Edibles Co-op, based on their seven acres of rented land in the South Pennines.
It was fascinating to hear how they had patiently observed the nature of the land and what grew naturally in the area and then mapped the effect of of sun, wind and rain on their plot before planning their small-holding. 'We grew to love working on the land,' Rosie explained, 'and that's what led us to set up Edibles.'
Edibles use permaculture principles to work in harmony with nature rather than fight it, and often the various elements of their work have multiple functions. The hens they keep in moveable pens are a graphic example. As well as the eggs they lay, their droppings act as fertiliser and their rooting about in the ground helps to break up the soil ready for planting when they are moved on to a new patch.
It was especially encouraging to hear about Edibles' educational work. Not only the two-week permaculture course they run every August but also the two permaculture-based GCSE courses they run at Colne Valley High School in Huddersfield.
So much of what Rosie said chimed with what IEPAD is trying to do - it's not just about self-sufficiency but also about creating a more connected and collaborative community. Our Forest Garden and the Ostrich Pub Garden both adopt a permaculture approach and in a small way, with our Growing Schools project, we too are hoping to influence a new generation of potential growers.

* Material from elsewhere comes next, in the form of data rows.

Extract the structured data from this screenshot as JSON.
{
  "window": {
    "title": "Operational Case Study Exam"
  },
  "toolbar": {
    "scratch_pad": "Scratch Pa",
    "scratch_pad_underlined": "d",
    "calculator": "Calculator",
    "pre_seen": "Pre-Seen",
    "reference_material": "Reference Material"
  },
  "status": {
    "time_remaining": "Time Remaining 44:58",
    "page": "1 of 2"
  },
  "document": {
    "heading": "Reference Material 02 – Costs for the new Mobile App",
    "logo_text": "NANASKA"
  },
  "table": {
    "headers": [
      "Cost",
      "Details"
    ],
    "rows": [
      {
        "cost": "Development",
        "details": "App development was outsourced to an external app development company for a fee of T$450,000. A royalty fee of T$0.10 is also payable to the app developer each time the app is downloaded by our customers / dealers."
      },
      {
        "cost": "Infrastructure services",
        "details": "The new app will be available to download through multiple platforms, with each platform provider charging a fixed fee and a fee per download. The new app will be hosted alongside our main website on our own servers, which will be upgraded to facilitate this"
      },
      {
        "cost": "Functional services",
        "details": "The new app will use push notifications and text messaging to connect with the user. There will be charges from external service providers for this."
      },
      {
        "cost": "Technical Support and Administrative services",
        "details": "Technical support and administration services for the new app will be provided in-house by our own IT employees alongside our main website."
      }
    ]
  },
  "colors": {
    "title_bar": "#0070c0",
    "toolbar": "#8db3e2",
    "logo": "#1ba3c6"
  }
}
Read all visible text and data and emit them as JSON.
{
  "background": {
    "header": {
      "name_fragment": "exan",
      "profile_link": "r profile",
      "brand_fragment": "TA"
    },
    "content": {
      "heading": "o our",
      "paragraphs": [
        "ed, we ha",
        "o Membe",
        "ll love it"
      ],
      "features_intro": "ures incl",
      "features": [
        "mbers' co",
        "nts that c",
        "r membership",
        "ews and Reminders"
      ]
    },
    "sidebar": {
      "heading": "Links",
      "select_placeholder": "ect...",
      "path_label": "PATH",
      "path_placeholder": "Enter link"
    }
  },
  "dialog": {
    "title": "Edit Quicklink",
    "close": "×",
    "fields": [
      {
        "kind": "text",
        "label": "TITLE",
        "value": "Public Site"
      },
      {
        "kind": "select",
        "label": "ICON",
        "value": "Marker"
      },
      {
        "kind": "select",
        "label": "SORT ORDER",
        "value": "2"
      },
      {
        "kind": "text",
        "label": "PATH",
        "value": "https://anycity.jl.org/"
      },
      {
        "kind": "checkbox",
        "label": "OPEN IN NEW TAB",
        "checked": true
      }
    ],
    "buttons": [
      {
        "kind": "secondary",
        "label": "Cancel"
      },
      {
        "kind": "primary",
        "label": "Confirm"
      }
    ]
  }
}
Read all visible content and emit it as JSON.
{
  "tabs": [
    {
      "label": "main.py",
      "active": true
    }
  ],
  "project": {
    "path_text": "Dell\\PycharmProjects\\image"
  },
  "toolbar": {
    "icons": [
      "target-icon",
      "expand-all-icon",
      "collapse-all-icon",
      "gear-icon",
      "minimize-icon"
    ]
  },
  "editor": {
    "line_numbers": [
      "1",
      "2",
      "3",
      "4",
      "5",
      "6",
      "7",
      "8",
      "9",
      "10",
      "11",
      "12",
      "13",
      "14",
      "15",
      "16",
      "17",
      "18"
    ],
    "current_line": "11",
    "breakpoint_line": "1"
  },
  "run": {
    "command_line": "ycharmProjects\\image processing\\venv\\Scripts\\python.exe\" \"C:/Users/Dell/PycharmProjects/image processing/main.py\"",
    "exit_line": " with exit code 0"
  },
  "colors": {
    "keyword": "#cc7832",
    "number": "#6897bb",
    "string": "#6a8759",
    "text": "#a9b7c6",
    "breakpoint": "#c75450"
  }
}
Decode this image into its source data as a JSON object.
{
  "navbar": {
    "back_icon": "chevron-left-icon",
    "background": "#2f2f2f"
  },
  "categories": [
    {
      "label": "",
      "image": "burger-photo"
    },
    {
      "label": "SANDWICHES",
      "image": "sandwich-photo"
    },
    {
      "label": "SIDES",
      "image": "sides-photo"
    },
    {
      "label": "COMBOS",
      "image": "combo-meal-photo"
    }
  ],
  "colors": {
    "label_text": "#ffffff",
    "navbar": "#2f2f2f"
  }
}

We found Rosie's talk really inspiring. If you missed it or would like to find out more, check out the Edibles website.